Ryan Murphy and Sarah Paulson’s prequel to the classic movie One Flew Over The Cuckoo’s Nest became a ratings smash for Netflix earlier this year, debuting in the top spot in over 50 countries. Paulson shined in another batshit performance as the infamous nurse and heartless title character who uses her authority to torture her patients, while Murphy delivered a chilling depiction of the brutal treatments inflicted on psychiatric participants in the 1940s.
RuPaul’s Drag Race
What would 2020 have been without Jaida Essence “LOOK OVER THERE!” Hall, Gigi Goode’s Oscar-worthy performance as Maria the Robot, Crystal Methyd regurgitating the life cycle of a bird, Shea Couleé’s long-awaited induction into the Drag Race Hall of Fame and Jujubee’s instantly iconic impersonation of Eartha Kitt in the Snatch Game? The “sensible 74” line alone, like, c’mon.
The sophomore season of Sex Education was funnier and queerer than its debut, throwing a spanner in the works for Eric Effiong (Ncuti Gatwa) and Adam Groff (Connor Swindells) with the arrival of Rahim (Sami Outalbali). The series also offered some much-needed asexual representation with Mirren Mack’s new character, Florence, and pansexual representation with Ola (Patricia), who comes to the realisation that she harbours feelings for Lily (Tanya Reynolds). Sex Education solidified its status as the queerest teen show of all time, and we can’t wait to see how it ups the ante next year.
Canada’s most beloved comedy came to a triumphant (and bittersweet) end to this year, featuring more legendary ensembles from Moira (Catherine O’Hara), meme-able quotes from Alexis (Annie Murphy) and adorable moments from David (Dan Levy) and Patrick (Noah Reid). Although we are devastated – we repeat, devastated – the show has come to an end, the sixth season of Schitt’s Creek felt like the perfect swan song, and its Emmys galore was one of the few bright moments of 2020. At this year’s ceremony, the show made history when it swept all seven major categories – the first time for a comedy or a drama series – including all four major acting awards. Deserved.
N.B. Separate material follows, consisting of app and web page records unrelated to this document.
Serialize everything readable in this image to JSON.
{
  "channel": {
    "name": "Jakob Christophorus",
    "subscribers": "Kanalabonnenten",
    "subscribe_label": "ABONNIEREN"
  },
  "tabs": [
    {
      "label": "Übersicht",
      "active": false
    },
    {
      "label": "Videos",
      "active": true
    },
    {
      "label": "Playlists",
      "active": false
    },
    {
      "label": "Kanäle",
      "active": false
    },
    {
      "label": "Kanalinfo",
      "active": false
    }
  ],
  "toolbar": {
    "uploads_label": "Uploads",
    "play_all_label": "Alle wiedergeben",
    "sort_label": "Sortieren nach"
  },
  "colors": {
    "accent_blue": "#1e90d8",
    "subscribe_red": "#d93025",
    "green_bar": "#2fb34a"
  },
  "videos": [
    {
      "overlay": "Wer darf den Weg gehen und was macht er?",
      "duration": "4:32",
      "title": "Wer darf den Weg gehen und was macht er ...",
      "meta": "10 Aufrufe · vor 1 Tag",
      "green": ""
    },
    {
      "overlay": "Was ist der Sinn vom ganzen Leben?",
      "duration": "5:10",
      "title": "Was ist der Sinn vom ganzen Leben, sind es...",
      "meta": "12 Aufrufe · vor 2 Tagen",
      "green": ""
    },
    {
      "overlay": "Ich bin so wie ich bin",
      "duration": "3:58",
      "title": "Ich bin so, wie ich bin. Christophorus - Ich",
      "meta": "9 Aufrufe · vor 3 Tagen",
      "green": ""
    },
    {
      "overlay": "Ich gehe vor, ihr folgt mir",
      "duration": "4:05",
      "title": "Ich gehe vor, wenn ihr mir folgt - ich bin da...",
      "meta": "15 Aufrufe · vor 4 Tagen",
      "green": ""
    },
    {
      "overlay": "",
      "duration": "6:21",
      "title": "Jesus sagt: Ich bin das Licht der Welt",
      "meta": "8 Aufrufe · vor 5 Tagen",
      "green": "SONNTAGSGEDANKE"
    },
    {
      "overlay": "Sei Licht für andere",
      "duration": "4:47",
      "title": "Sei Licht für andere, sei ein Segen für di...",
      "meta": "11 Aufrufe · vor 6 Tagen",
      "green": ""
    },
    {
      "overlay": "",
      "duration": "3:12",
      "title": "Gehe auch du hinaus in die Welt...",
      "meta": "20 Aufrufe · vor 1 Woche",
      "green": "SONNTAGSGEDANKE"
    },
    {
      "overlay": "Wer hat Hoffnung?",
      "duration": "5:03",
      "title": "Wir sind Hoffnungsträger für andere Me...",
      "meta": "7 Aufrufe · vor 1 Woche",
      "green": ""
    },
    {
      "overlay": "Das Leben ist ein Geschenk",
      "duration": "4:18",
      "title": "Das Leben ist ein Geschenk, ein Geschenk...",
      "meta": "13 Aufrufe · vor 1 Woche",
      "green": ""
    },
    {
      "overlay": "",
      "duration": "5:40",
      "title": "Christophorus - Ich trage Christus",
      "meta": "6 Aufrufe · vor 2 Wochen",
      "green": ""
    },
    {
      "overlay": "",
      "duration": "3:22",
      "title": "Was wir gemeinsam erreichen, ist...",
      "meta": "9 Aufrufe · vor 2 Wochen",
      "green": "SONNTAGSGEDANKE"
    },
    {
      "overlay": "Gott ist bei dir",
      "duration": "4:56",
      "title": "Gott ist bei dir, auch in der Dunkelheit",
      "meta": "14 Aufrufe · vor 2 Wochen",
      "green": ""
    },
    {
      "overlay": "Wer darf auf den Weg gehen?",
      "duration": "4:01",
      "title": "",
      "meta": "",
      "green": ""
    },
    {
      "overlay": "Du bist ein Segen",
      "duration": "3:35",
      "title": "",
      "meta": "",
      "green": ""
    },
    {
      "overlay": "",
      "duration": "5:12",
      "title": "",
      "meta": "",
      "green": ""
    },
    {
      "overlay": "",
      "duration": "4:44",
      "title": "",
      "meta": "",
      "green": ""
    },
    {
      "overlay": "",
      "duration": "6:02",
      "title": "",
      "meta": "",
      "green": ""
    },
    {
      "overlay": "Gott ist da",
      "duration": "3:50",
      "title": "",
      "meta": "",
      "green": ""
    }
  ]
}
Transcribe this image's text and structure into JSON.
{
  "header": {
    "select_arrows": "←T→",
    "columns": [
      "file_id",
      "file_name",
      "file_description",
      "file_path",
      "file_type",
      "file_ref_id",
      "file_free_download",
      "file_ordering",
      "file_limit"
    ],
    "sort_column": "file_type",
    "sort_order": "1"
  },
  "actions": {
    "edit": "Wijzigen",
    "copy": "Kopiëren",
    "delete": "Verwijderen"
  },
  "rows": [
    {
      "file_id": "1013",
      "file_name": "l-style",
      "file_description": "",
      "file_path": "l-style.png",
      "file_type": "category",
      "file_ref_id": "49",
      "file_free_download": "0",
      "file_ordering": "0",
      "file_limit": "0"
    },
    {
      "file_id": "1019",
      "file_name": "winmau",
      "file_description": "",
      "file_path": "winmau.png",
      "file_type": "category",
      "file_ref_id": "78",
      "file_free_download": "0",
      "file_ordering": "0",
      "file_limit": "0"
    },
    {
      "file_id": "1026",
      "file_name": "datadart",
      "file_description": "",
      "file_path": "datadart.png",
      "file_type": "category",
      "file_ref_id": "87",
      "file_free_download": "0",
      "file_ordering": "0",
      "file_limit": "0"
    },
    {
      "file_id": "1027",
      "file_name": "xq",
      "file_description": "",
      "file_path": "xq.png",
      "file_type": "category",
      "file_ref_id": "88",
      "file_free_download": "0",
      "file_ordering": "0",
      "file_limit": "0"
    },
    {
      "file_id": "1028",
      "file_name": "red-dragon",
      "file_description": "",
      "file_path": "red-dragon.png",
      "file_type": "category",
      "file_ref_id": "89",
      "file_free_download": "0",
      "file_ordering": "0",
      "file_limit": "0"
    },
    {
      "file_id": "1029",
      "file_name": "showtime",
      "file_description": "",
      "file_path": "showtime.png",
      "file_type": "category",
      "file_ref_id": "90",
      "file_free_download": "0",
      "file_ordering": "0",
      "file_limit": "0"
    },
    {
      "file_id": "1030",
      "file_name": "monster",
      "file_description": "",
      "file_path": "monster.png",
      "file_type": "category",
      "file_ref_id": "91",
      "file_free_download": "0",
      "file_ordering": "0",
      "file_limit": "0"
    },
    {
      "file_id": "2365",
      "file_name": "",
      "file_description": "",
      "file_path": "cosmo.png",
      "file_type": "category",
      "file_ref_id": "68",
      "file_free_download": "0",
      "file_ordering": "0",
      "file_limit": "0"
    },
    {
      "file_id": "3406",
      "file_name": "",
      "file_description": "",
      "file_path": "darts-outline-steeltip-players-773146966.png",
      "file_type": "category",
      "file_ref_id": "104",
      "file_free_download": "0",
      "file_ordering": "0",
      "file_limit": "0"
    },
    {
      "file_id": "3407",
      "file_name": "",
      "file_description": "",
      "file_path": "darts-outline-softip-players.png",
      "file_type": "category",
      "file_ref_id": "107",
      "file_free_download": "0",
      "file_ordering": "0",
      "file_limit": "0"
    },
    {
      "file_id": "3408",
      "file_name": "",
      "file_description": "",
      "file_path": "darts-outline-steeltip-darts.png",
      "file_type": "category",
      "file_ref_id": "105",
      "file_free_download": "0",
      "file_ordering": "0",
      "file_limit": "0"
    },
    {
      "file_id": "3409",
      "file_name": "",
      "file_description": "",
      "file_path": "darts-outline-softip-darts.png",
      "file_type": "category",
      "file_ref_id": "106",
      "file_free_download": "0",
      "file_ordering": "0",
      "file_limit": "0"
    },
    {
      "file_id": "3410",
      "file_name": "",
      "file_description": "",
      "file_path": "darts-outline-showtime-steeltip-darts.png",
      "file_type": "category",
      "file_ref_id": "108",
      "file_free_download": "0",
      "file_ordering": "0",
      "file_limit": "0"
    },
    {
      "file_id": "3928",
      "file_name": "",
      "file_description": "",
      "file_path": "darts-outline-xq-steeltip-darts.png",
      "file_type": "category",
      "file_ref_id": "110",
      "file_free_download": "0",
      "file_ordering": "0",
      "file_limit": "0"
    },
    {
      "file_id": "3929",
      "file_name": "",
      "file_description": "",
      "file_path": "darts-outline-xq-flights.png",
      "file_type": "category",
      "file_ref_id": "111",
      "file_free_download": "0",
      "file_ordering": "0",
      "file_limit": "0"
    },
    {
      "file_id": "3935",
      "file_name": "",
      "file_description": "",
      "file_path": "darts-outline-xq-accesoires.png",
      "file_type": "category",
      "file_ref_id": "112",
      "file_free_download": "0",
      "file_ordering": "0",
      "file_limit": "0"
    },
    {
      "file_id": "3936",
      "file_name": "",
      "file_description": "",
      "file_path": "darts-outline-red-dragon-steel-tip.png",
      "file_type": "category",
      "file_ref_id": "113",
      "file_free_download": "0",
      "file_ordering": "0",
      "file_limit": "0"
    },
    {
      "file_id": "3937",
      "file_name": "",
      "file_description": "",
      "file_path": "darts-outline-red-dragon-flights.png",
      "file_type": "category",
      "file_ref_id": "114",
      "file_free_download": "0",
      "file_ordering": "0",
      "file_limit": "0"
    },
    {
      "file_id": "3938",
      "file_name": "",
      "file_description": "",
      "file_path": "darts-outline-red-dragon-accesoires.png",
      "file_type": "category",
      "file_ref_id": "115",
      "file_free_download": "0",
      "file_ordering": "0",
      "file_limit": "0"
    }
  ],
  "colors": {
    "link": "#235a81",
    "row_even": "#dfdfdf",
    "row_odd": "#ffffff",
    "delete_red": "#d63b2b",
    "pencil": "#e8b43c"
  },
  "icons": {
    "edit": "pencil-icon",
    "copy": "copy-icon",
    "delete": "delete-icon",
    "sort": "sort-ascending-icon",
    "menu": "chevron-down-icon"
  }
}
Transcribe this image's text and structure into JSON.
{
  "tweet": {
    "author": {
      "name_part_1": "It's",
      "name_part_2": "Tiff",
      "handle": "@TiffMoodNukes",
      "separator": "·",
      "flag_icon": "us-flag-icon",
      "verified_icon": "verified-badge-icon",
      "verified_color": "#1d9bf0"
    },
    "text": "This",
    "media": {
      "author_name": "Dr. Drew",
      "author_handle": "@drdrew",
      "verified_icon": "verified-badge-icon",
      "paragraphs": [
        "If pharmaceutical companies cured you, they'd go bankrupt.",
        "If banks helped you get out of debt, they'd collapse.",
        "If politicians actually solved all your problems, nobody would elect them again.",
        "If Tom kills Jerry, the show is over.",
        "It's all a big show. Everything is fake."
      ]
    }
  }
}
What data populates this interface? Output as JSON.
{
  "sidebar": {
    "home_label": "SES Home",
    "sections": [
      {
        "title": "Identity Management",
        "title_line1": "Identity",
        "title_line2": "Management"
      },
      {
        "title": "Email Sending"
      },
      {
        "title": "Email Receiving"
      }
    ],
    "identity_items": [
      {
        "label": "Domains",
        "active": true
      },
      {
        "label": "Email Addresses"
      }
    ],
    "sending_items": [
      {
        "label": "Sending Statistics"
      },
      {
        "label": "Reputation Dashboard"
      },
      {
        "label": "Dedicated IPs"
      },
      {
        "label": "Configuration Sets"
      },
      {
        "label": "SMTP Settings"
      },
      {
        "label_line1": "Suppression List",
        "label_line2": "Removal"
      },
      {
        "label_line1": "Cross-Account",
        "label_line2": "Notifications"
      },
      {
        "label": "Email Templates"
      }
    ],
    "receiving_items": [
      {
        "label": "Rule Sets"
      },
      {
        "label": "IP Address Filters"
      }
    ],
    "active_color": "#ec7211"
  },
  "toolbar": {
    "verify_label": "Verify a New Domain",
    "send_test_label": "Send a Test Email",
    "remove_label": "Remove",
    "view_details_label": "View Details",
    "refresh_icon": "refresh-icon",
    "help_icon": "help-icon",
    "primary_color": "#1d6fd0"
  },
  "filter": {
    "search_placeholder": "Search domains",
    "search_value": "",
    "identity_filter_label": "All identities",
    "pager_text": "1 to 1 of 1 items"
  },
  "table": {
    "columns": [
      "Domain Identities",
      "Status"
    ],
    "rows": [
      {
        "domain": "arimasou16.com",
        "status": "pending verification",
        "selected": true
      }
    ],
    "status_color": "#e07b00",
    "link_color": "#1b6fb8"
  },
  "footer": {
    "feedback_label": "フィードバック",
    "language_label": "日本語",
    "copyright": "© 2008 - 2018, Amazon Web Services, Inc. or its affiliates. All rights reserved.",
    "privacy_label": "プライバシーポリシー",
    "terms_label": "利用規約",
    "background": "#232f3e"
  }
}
The Umbrella Academy
Following a stellar first season, The Umbrella Academy transported the titular superhero team back in time to 1960s Texas, where the characters were met with racist, homophobic and sexist abuse – particularly in Vanya (Elliot Page) and Allison’s (Emmy Raver-Lampman) arcs. The action sequences were also turned up a notch, and the emotional stakes were higher than ever with the introduction of characters such as Lila (Ritu Arya), Raymond (Yusuf Gatewood) and Sissy (Marin Ireland).
Bob the Drag Queen, Eureka and Shangela jerked many tears this year with their HBO reality series, We’re Here, which followed the legendary icons as they travelled across the United States and recruited small-town residents to participate in one-night only drag spectacles. The series, which earned an Emmy nomination for Outstanding Unstructured Reality Program, further explored the lives of the Drag Race favourites while exploring the country’s modern attitudes towards the LGBTQ+ community. It was hilarious, emotional as hell, and full of charisma, uniqueness, nerve and talent (as well as synergy).
TV Show of the Year: We Are Who We Are
Call Me By Your Name’s Luca Guadagnino served another slice of queer teen nostalgia this year with the arrival of his debut television project, We Are Who We Are. Chronicling the lives of angsty teenagers Fraser (Jack Dylan Grazer) and Harper (Jordan Kristine Seamón), the eight-episode series showcases the up-and-coming LGBTQ+ generation, while exploring topics such as race, gender and identity. The series also features star-making turns from the two aforementioned leads, and reminded audiences that when we live life as our most authentic selves, we’ll shine. We Are Who We Are. It’s in the title.